» **WORK ITEM**: The records below must be repeated exactly, but without their pictures.

» **GIVEN DATA**:

::::::

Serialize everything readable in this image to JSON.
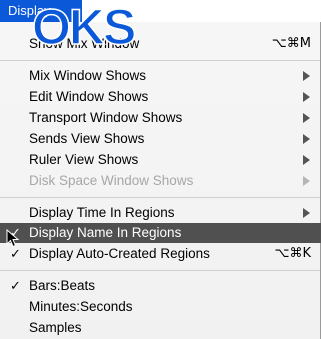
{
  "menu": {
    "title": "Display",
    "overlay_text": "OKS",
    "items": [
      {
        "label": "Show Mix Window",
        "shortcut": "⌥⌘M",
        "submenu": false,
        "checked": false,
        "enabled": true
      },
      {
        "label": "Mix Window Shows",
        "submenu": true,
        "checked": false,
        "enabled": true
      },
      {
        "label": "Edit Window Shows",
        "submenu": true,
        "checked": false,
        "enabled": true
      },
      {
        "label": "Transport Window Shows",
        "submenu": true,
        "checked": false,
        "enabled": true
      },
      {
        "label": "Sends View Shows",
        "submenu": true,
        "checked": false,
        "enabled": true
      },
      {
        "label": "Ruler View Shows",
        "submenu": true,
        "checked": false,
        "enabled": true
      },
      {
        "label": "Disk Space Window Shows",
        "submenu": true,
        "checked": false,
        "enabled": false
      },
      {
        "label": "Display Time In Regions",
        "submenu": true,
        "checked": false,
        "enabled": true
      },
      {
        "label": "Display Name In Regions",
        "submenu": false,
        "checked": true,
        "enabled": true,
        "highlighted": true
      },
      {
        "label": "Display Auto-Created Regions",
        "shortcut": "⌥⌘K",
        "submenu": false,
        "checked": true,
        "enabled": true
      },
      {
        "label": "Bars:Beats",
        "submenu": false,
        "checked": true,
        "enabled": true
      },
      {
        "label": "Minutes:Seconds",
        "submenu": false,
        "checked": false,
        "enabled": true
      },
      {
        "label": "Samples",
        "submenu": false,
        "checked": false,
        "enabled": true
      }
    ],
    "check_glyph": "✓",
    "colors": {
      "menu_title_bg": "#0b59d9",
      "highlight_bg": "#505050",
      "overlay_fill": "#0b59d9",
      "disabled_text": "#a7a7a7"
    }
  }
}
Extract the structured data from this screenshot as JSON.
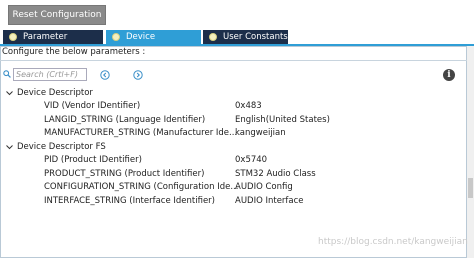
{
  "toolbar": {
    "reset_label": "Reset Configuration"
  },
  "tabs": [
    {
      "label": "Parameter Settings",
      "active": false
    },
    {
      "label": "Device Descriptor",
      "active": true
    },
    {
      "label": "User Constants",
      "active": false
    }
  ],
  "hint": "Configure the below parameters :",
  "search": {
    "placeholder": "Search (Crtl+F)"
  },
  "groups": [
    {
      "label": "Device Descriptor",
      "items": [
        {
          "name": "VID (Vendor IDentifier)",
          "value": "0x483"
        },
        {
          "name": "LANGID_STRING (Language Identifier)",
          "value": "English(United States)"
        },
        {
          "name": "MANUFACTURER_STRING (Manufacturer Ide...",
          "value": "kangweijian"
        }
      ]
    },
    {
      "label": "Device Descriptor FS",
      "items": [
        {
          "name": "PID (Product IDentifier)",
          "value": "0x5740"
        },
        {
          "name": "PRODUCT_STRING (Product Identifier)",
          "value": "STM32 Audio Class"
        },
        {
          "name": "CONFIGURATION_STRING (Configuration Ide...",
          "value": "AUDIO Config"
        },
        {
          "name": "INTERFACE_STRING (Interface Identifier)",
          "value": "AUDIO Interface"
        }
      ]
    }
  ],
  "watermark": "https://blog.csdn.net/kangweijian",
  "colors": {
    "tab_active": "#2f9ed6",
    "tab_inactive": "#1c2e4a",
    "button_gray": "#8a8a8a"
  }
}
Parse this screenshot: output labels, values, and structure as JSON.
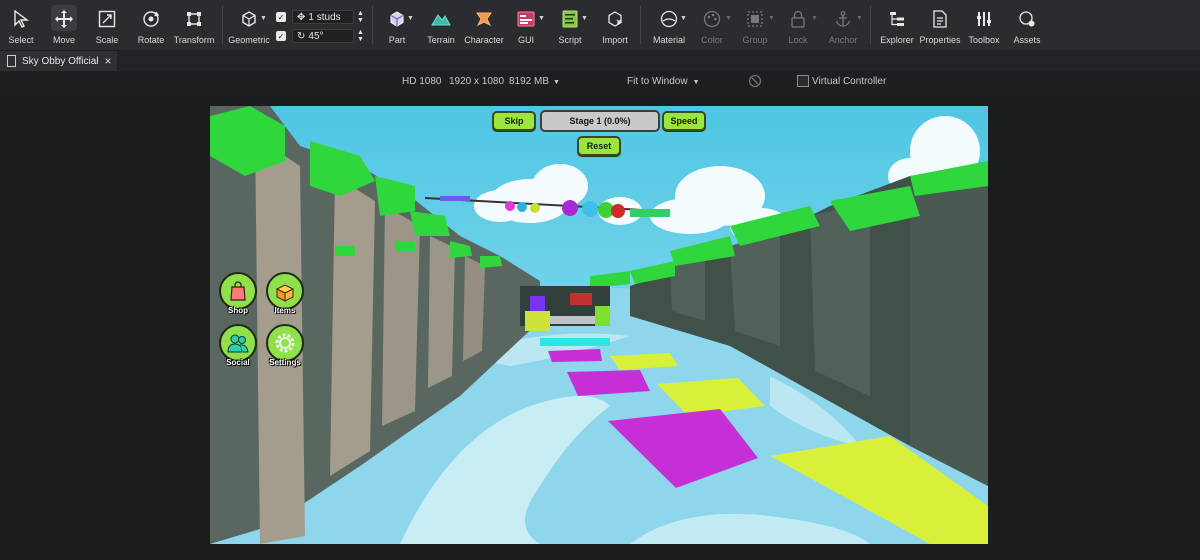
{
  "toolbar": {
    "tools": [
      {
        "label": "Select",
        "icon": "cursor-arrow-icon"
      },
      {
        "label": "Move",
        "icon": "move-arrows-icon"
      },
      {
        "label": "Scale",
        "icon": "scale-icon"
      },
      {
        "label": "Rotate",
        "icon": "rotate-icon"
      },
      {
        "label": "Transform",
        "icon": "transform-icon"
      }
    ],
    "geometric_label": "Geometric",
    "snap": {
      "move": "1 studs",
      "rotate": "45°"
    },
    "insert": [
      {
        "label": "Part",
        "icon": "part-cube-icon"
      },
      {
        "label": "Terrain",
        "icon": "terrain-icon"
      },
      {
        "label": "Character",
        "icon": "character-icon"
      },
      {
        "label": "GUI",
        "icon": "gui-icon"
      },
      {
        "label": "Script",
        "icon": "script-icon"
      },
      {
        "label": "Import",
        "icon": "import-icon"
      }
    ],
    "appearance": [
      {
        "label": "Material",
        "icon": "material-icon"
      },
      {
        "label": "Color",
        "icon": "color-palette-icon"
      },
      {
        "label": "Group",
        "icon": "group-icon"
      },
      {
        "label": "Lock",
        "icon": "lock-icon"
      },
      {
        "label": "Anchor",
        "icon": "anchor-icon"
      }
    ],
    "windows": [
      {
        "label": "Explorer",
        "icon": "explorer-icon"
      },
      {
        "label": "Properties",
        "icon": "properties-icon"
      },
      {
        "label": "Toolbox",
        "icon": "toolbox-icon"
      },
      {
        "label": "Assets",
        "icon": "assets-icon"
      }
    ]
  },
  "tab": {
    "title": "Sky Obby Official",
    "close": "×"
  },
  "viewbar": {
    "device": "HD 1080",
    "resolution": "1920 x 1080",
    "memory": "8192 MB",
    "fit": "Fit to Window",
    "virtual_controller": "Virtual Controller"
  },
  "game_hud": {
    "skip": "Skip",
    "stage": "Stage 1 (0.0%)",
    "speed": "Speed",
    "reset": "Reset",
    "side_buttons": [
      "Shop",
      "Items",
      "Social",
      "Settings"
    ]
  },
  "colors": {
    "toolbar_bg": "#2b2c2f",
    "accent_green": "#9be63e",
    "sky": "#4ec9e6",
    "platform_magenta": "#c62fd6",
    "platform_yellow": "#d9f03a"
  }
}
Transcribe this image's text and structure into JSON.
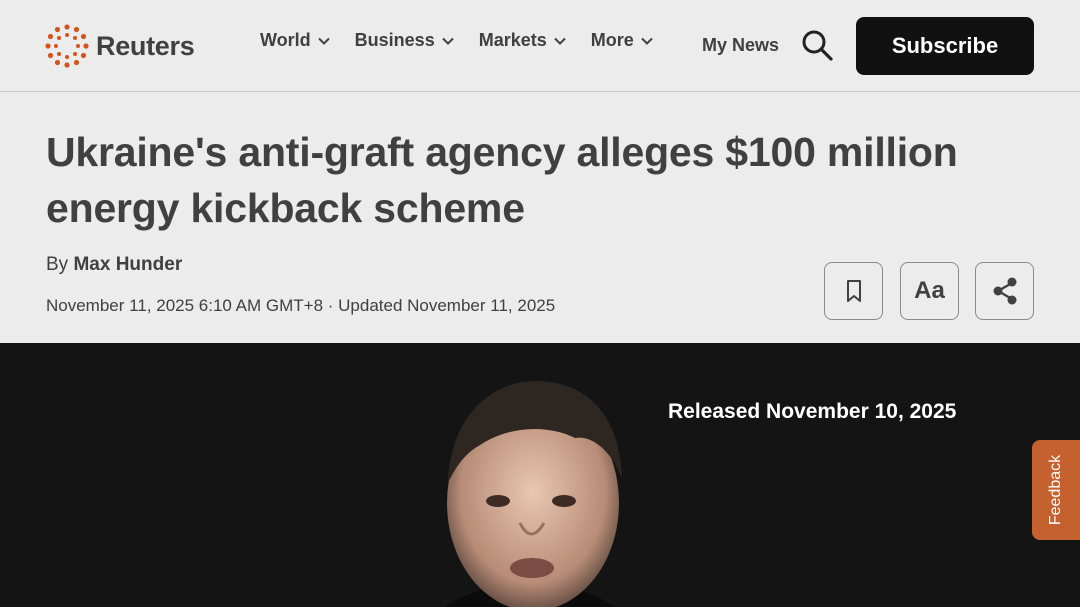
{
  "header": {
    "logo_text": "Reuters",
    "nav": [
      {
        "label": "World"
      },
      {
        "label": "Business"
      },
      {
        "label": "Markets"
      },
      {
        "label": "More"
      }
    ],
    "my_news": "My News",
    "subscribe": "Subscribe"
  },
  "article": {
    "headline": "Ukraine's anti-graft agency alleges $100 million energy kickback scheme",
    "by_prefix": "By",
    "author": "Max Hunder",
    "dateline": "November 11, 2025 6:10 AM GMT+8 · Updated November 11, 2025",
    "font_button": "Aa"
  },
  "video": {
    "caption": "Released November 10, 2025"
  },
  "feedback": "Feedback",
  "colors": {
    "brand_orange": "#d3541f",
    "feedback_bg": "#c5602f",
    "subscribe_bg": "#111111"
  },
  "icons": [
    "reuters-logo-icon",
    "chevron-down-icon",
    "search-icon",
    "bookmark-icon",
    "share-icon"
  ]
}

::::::

» **TASK RESULT**:
Serialize everything readable in this image to JSON.
{
  "menu": {
    "title": "Display",
    "overlay_text": "OKS",
    "items": [
      {
        "label": "Show Mix Window",
        "shortcut": "⌥⌘M",
        "submenu": false,
        "checked": false,
        "enabled": true
      },
      {
        "label": "Mix Window Shows",
        "submenu": true,
        "checked": false,
        "enabled": true
      },
      {
        "label": "Edit Window Shows",
        "submenu": true,
        "checked": false,
        "enabled": true
      },
      {
        "label": "Transport Window Shows",
        "submenu": true,
        "checked": false,
        "enabled": true
      },
      {
        "label": "Sends View Shows",
        "submenu": true,
        "checked": false,
        "enabled": true
      },
      {
        "label": "Ruler View Shows",
        "submenu": true,
        "checked": false,
        "enabled": true
      },
      {
        "label": "Disk Space Window Shows",
        "submenu": true,
        "checked": false,
        "enabled": false
      },
      {
        "label": "Display Time In Regions",
        "submenu": true,
        "checked": false,
        "enabled": true
      },
      {
        "label": "Display Name In Regions",
        "submenu": false,
        "checked": true,
        "enabled": true,
        "highlighted": true
      },
      {
        "label": "Display Auto-Created Regions",
        "shortcut": "⌥⌘K",
        "submenu": false,
        "checked": true,
        "enabled": true
      },
      {
        "label": "Bars:Beats",
        "submenu": false,
        "checked": true,
        "enabled": true
      },
      {
        "label": "Minutes:Seconds",
        "submenu": false,
        "checked": false,
        "enabled": true
      },
      {
        "label": "Samples",
        "submenu": false,
        "checked": false,
        "enabled": true
      }
    ],
    "check_glyph": "✓",
    "colors": {
      "menu_title_bg": "#0b59d9",
      "highlight_bg": "#505050",
      "overlay_fill": "#0b59d9",
      "disabled_text": "#a7a7a7"
    }
  }
}
Extract the structured data from this screenshot as JSON.
{
  "toolbar": {
    "reset_label": "Reset Configuration"
  },
  "tabs": [
    {
      "label": "Parameter Settings",
      "active": false
    },
    {
      "label": "Device Descriptor",
      "active": true
    },
    {
      "label": "User Constants",
      "active": false
    }
  ],
  "hint": "Configure the below parameters :",
  "search": {
    "placeholder": "Search (Crtl+F)"
  },
  "groups": [
    {
      "label": "Device Descriptor",
      "items": [
        {
          "name": "VID (Vendor IDentifier)",
          "value": "0x483"
        },
        {
          "name": "LANGID_STRING (Language Identifier)",
          "value": "English(United States)"
        },
        {
          "name": "MANUFACTURER_STRING (Manufacturer Ide...",
          "value": "kangweijian"
        }
      ]
    },
    {
      "label": "Device Descriptor FS",
      "items": [
        {
          "name": "PID (Product IDentifier)",
          "value": "0x5740"
        },
        {
          "name": "PRODUCT_STRING (Product Identifier)",
          "value": "STM32 Audio Class"
        },
        {
          "name": "CONFIGURATION_STRING (Configuration Ide...",
          "value": "AUDIO Config"
        },
        {
          "name": "INTERFACE_STRING (Interface Identifier)",
          "value": "AUDIO Interface"
        }
      ]
    }
  ],
  "watermark": "https://blog.csdn.net/kangweijian",
  "colors": {
    "tab_active": "#2f9ed6",
    "tab_inactive": "#1c2e4a",
    "button_gray": "#8a8a8a"
  }
}
Parse this screenshot: output labels, values, and structure as JSON.
{
  "toolbar": {
    "tools": [
      {
        "label": "Select",
        "icon": "cursor-arrow-icon"
      },
      {
        "label": "Move",
        "icon": "move-arrows-icon"
      },
      {
        "label": "Scale",
        "icon": "scale-icon"
      },
      {
        "label": "Rotate",
        "icon": "rotate-icon"
      },
      {
        "label": "Transform",
        "icon": "transform-icon"
      }
    ],
    "geometric_label": "Geometric",
    "snap": {
      "move": "1 studs",
      "rotate": "45°"
    },
    "insert": [
      {
        "label": "Part",
        "icon": "part-cube-icon"
      },
      {
        "label": "Terrain",
        "icon": "terrain-icon"
      },
      {
        "label": "Character",
        "icon": "character-icon"
      },
      {
        "label": "GUI",
        "icon": "gui-icon"
      },
      {
        "label": "Script",
        "icon": "script-icon"
      },
      {
        "label": "Import",
        "icon": "import-icon"
      }
    ],
    "appearance": [
      {
        "label": "Material",
        "icon": "material-icon"
      },
      {
        "label": "Color",
        "icon": "color-palette-icon"
      },
      {
        "label": "Group",
        "icon": "group-icon"
      },
      {
        "label": "Lock",
        "icon": "lock-icon"
      },
      {
        "label": "Anchor",
        "icon": "anchor-icon"
      }
    ],
    "windows": [
      {
        "label": "Explorer",
        "icon": "explorer-icon"
      },
      {
        "label": "Properties",
        "icon": "properties-icon"
      },
      {
        "label": "Toolbox",
        "icon": "toolbox-icon"
      },
      {
        "label": "Assets",
        "icon": "assets-icon"
      }
    ]
  },
  "tab": {
    "title": "Sky Obby Official",
    "close": "×"
  },
  "viewbar": {
    "device": "HD 1080",
    "resolution": "1920 x 1080",
    "memory": "8192 MB",
    "fit": "Fit to Window",
    "virtual_controller": "Virtual Controller"
  },
  "game_hud": {
    "skip": "Skip",
    "stage": "Stage 1 (0.0%)",
    "speed": "Speed",
    "reset": "Reset",
    "side_buttons": [
      "Shop",
      "Items",
      "Social",
      "Settings"
    ]
  },
  "colors": {
    "toolbar_bg": "#2b2c2f",
    "accent_green": "#9be63e",
    "sky": "#4ec9e6",
    "platform_magenta": "#c62fd6",
    "platform_yellow": "#d9f03a"
  }
}
Transcribe this image's text and structure into JSON.
{
  "header": {
    "logo_text": "Reuters",
    "nav": [
      {
        "label": "World"
      },
      {
        "label": "Business"
      },
      {
        "label": "Markets"
      },
      {
        "label": "More"
      }
    ],
    "my_news": "My News",
    "subscribe": "Subscribe"
  },
  "article": {
    "headline": "Ukraine's anti-graft agency alleges $100 million energy kickback scheme",
    "by_prefix": "By",
    "author": "Max Hunder",
    "dateline": "November 11, 2025 6:10 AM GMT+8 · Updated November 11, 2025",
    "font_button": "Aa"
  },
  "video": {
    "caption": "Released November 10, 2025"
  },
  "feedback": "Feedback",
  "colors": {
    "brand_orange": "#d3541f",
    "feedback_bg": "#c5602f",
    "subscribe_bg": "#111111"
  },
  "icons": [
    "reuters-logo-icon",
    "chevron-down-icon",
    "search-icon",
    "bookmark-icon",
    "share-icon"
  ]
}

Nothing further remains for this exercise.